* [Action item]: Only lines that contain the word "place" are to be returned from the data below.
[[ Available data, beginning ]]
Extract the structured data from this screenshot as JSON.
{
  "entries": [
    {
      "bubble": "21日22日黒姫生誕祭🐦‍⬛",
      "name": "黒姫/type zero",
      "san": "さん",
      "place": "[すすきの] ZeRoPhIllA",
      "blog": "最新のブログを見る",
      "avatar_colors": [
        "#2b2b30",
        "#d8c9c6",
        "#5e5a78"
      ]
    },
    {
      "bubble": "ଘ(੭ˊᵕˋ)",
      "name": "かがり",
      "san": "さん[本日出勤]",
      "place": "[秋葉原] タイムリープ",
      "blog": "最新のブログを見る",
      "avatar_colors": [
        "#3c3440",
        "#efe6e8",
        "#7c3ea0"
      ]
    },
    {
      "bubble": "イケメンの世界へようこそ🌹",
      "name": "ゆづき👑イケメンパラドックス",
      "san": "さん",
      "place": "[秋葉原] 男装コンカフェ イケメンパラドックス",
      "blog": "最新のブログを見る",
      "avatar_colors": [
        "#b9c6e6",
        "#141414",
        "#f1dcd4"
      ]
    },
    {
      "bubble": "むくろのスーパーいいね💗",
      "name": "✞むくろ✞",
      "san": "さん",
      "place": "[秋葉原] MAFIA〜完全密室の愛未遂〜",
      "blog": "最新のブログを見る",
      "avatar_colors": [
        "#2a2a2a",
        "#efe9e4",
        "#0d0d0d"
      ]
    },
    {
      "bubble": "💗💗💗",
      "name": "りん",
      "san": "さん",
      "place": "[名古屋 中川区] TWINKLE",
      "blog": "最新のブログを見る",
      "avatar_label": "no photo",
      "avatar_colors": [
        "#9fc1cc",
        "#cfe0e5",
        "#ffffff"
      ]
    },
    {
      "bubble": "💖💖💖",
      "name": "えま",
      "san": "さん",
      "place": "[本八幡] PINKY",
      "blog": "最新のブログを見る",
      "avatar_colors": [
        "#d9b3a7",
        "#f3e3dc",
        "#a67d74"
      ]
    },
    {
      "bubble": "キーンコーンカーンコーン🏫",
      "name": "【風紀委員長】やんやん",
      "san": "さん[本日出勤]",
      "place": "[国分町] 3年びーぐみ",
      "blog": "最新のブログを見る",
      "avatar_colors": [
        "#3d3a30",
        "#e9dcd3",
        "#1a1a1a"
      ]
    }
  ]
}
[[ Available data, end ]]
* [Exercise result]:
      "place": "[すすきの] ZeRoPhIllA",
      "place": "[秋葉原] タイムリープ",
      "place": "[秋葉原] 男装コンカフェ イケメンパラドックス",
      "place": "[秋葉原] MAFIA〜完全密室の愛未遂〜",
      "place": "[名古屋 中川区] TWINKLE",
      "place": "[本八幡] PINKY",
      "place": "[国分町] 3年びーぐみ",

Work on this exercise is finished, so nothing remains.